Christopher Nolan’s first feature-film, Following, serves as proof of what one can achieve during the making of a “no-budget” film. Cobbled together on weekends when actors were available, Following has the rough-around-the-edge look of a French New-Wave film, but manages to be just as menacing and elaborately structured as Nolan’s more well-known films Memento and The Prestige.
Bill is a writer with nothing to write about, so he begins following people on the street. After doing this for a while he begins to make mistakes, and so he creates rules for himself to stay in check and stay safe. The rules are things like “never follow the same person twice”, and “don’t follow women into dark alleys”. While explaining his rules at the beginning of the film he says that “never follow the same person twice” was the first rule he broke. The results to that choice, I might add, are catastrophic for young Bill.
The man Bill decides to follow is a man named Cobb. One afternoon in a cafe Cobb confronts Bill who reveals himself to be a writer with nothing to write about, Cobb then reveals that he is a thief (keen-listeners will note that “Cobb” is the name of the thief in Nolan’s heist film Inception). So Cobb begins taking Bill with him on his “flat-jobs”.
The film’s story is told through three different timelines which all move forward and together at the end of the film. The structure feels somewhat clumsy when compared to Nolan’s later films, but reveals that even from the beginning of his career he had the ability to play with narrative structure in creative and interesting ways. The difference, however, is that in this film the “trick” editing feels unjustified by the film’s plot. In Memento and The Prestige the odd narrative structures are grounded in the way the plot functions (memory loss and two characters reading each other’s journals, respectively).
That said, the actual plot (“story”) is interesting, and the non-linear structure allows the film to build mystery in a way that would not be possible were the film told “straight”.
From a production standpoint the only negatives are really limitations put on the film by its having no budget (ie, things that were outside of Nolan’s control). Most of the film is shot handheld, which isn’t necessarily a bad thing, but at times it feels too shaky. Also, the sound quality is…iffy, in spots, and yet very clear in others. That said, the actual images Nolan captured are quite nice looking and goes along way to show how wonderful 16mm film can look in the right hands.
Following is worth watching if only to see where Nolan started. But the main attraction here is that it’s a fun way to spend an hour. The film is limited by its lack of budget (I know the feeling), but manages to rise above those limitations and shine as an example of what can be done with very little money.

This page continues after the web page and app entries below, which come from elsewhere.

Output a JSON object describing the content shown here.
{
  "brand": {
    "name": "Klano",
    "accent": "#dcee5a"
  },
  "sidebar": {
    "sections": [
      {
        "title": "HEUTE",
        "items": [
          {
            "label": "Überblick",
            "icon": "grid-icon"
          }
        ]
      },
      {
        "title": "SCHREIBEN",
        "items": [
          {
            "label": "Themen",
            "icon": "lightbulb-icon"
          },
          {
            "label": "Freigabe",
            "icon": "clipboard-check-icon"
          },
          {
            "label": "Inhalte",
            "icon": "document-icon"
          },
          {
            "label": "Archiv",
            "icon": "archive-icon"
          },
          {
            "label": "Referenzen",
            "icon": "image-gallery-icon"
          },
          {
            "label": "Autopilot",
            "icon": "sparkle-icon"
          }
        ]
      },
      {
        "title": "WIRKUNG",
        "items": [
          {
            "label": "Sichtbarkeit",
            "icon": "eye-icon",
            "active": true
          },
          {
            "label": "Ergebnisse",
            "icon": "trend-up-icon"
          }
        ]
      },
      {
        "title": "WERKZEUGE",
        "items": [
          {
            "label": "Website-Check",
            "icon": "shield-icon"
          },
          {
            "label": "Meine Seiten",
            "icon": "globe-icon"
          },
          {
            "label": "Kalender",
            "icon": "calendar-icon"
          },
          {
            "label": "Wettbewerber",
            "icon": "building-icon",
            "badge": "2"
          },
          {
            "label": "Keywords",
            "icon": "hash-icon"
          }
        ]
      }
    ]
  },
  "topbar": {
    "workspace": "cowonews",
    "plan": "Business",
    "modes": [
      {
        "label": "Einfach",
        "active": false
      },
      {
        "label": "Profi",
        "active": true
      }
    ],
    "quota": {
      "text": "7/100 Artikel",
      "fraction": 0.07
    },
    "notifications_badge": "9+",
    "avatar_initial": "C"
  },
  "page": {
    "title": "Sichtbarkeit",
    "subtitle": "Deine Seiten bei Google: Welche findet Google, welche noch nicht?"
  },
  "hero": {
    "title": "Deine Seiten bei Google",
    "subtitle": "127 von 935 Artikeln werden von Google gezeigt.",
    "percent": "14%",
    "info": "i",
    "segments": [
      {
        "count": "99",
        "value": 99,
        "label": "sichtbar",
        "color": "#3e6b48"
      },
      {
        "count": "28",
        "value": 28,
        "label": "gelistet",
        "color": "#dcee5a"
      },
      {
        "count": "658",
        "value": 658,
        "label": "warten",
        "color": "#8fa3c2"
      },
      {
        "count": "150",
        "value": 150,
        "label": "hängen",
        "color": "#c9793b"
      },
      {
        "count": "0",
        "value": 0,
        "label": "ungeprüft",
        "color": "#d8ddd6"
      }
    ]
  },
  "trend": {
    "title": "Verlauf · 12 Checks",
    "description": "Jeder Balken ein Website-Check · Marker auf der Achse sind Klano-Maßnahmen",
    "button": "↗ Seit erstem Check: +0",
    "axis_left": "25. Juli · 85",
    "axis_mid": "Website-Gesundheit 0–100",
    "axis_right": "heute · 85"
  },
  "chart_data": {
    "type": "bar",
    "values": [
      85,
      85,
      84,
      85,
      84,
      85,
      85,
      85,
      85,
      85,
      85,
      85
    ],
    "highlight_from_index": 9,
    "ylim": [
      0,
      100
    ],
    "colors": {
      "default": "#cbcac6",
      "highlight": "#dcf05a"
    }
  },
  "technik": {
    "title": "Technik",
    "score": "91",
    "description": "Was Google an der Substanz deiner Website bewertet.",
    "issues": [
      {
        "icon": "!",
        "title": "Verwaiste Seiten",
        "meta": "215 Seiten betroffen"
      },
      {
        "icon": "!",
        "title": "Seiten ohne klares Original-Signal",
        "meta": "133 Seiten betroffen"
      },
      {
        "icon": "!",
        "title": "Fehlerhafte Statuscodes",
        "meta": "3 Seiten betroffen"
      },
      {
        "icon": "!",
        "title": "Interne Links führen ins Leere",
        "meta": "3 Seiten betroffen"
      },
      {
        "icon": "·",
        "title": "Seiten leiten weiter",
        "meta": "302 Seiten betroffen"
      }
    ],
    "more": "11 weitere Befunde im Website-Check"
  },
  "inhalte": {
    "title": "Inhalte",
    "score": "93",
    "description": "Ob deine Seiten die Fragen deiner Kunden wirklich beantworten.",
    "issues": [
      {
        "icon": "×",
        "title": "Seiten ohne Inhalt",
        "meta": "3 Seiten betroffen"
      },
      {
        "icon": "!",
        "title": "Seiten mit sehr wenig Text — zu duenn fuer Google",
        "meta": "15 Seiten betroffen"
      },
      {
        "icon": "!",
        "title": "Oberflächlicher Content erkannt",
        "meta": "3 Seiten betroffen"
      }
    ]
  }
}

The movie is currently streaming on Netflix, and was recently released on a fantastic blu-ray by The Criterion Collection. Make no mistakes, the blu-ray is gorgeous looking. If you’re a Nolan fan then check it out. If you’re a noir fan then check it out.
Here is the trailer: